#### [Instructions for the task]
An exact reprint of all the records is the expected answer.

#### [Exercise input]

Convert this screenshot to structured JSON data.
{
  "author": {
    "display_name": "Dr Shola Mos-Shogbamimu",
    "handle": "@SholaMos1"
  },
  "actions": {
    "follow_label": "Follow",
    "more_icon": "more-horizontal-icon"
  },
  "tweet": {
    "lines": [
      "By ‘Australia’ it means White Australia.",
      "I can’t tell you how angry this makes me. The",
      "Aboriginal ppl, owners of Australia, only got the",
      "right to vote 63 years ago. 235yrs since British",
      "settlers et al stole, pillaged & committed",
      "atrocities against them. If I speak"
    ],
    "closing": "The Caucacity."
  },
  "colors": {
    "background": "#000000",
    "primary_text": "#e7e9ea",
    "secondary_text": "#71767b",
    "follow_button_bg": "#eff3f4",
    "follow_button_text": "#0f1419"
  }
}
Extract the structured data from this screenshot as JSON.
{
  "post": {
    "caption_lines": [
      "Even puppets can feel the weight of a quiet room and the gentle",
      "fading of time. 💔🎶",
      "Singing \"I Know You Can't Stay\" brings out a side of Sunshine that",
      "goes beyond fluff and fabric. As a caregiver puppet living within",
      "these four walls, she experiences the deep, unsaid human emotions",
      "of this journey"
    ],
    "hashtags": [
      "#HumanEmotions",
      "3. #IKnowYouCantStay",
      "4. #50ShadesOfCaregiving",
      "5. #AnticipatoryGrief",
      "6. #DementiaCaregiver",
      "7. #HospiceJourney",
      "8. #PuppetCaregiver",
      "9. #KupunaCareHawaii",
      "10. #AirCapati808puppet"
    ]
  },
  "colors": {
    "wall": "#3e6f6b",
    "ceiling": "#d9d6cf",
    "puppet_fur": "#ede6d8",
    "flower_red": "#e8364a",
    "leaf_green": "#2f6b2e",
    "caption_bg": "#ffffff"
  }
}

#### [Response to the task]
Convert this screenshot to structured JSON data.
{
  "author": {
    "display_name": "Dr Shola Mos-Shogbamimu",
    "handle": "@SholaMos1"
  },
  "actions": {
    "follow_label": "Follow",
    "more_icon": "more-horizontal-icon"
  },
  "tweet": {
    "lines": [
      "By ‘Australia’ it means White Australia.",
      "I can’t tell you how angry this makes me. The",
      "Aboriginal ppl, owners of Australia, only got the",
      "right to vote 63 years ago. 235yrs since British",
      "settlers et al stole, pillaged & committed",
      "atrocities against them. If I speak"
    ],
    "closing": "The Caucacity."
  },
  "colors": {
    "background": "#000000",
    "primary_text": "#e7e9ea",
    "secondary_text": "#71767b",
    "follow_button_bg": "#eff3f4",
    "follow_button_text": "#0f1419"
  }
}
Extract the structured data from this screenshot as JSON.
{
  "post": {
    "caption_lines": [
      "Even puppets can feel the weight of a quiet room and the gentle",
      "fading of time. 💔🎶",
      "Singing \"I Know You Can't Stay\" brings out a side of Sunshine that",
      "goes beyond fluff and fabric. As a caregiver puppet living within",
      "these four walls, she experiences the deep, unsaid human emotions",
      "of this journey"
    ],
    "hashtags": [
      "#HumanEmotions",
      "3. #IKnowYouCantStay",
      "4. #50ShadesOfCaregiving",
      "5. #AnticipatoryGrief",
      "6. #DementiaCaregiver",
      "7. #HospiceJourney",
      "8. #PuppetCaregiver",
      "9. #KupunaCareHawaii",
      "10. #AirCapati808puppet"
    ]
  },
  "colors": {
    "wall": "#3e6f6b",
    "ceiling": "#d9d6cf",
    "puppet_fur": "#ede6d8",
    "flower_red": "#e8364a",
    "leaf_green": "#2f6b2e",
    "caption_bg": "#ffffff"
  }
}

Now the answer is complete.